--- START ---
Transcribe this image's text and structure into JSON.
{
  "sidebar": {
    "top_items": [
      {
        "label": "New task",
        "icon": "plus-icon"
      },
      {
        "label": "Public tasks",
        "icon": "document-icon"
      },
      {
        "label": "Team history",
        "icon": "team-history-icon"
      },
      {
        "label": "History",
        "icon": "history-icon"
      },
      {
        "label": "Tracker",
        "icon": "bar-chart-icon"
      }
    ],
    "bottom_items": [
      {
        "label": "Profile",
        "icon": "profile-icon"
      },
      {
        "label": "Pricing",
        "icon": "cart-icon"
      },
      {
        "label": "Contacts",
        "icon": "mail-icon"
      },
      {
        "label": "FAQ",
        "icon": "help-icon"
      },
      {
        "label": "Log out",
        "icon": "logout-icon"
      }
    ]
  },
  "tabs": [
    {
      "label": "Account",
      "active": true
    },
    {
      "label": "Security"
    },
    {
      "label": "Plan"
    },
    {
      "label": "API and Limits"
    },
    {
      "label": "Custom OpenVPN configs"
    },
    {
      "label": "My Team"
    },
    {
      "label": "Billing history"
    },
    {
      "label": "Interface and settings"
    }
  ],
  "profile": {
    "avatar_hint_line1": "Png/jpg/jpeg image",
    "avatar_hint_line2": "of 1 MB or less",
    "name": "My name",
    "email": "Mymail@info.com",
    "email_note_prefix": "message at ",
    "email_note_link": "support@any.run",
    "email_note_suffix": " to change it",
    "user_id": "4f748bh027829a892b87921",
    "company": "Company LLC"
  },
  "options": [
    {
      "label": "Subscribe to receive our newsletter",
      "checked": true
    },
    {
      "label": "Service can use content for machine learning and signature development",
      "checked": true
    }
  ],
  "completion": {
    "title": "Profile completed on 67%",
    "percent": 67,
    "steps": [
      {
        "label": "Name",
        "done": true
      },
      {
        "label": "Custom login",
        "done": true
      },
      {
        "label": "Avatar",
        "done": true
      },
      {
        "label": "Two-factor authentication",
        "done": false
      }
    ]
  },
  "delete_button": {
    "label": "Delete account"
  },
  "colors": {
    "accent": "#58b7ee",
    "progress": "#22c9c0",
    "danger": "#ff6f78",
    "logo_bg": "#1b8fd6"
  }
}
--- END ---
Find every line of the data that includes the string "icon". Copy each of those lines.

■ **TASK RESULT**:
        "icon": "plus-icon"
        "icon": "document-icon"
        "icon": "team-history-icon"
        "icon": "history-icon"
        "icon": "bar-chart-icon"
        "icon": "profile-icon"
        "icon": "cart-icon"
        "icon": "mail-icon"
        "icon": "help-icon"
        "icon": "logout-icon"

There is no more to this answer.